GIVEN RECORDS:
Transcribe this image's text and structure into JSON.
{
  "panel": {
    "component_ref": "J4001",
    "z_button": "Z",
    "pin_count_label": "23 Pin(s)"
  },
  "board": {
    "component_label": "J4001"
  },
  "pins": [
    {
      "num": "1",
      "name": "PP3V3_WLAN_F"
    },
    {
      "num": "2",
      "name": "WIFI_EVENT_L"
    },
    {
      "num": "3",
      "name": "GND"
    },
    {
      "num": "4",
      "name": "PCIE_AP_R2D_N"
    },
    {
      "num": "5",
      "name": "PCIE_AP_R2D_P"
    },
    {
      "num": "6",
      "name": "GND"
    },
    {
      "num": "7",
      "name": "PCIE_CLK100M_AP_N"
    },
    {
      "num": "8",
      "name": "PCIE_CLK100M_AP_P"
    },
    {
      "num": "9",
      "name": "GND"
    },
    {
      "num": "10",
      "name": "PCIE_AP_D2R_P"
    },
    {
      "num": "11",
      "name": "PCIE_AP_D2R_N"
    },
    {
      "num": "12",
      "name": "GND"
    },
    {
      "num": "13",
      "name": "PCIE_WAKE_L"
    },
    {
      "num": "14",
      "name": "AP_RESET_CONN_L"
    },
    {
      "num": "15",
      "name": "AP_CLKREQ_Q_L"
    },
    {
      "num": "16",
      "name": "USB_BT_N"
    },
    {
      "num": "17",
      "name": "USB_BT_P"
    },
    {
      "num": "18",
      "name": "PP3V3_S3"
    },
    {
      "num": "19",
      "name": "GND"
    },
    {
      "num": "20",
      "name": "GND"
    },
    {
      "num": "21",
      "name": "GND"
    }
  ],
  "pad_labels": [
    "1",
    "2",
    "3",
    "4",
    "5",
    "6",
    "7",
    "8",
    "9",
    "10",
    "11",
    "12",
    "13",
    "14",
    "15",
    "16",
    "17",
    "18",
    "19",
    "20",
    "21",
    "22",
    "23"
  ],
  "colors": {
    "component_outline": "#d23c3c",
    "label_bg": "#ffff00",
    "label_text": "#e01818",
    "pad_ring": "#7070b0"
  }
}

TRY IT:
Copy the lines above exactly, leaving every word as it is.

COMPLETED TASK:
Transcribe this image's text and structure into JSON.
{
  "panel": {
    "component_ref": "J4001",
    "z_button": "Z",
    "pin_count_label": "23 Pin(s)"
  },
  "board": {
    "component_label": "J4001"
  },
  "pins": [
    {
      "num": "1",
      "name": "PP3V3_WLAN_F"
    },
    {
      "num": "2",
      "name": "WIFI_EVENT_L"
    },
    {
      "num": "3",
      "name": "GND"
    },
    {
      "num": "4",
      "name": "PCIE_AP_R2D_N"
    },
    {
      "num": "5",
      "name": "PCIE_AP_R2D_P"
    },
    {
      "num": "6",
      "name": "GND"
    },
    {
      "num": "7",
      "name": "PCIE_CLK100M_AP_N"
    },
    {
      "num": "8",
      "name": "PCIE_CLK100M_AP_P"
    },
    {
      "num": "9",
      "name": "GND"
    },
    {
      "num": "10",
      "name": "PCIE_AP_D2R_P"
    },
    {
      "num": "11",
      "name": "PCIE_AP_D2R_N"
    },
    {
      "num": "12",
      "name": "GND"
    },
    {
      "num": "13",
      "name": "PCIE_WAKE_L"
    },
    {
      "num": "14",
      "name": "AP_RESET_CONN_L"
    },
    {
      "num": "15",
      "name": "AP_CLKREQ_Q_L"
    },
    {
      "num": "16",
      "name": "USB_BT_N"
    },
    {
      "num": "17",
      "name": "USB_BT_P"
    },
    {
      "num": "18",
      "name": "PP3V3_S3"
    },
    {
      "num": "19",
      "name": "GND"
    },
    {
      "num": "20",
      "name": "GND"
    },
    {
      "num": "21",
      "name": "GND"
    }
  ],
  "pad_labels": [
    "1",
    "2",
    "3",
    "4",
    "5",
    "6",
    "7",
    "8",
    "9",
    "10",
    "11",
    "12",
    "13",
    "14",
    "15",
    "16",
    "17",
    "18",
    "19",
    "20",
    "21",
    "22",
    "23"
  ],
  "colors": {
    "component_outline": "#d23c3c",
    "label_bg": "#ffff00",
    "label_text": "#e01818",
    "pad_ring": "#7070b0"
  }
}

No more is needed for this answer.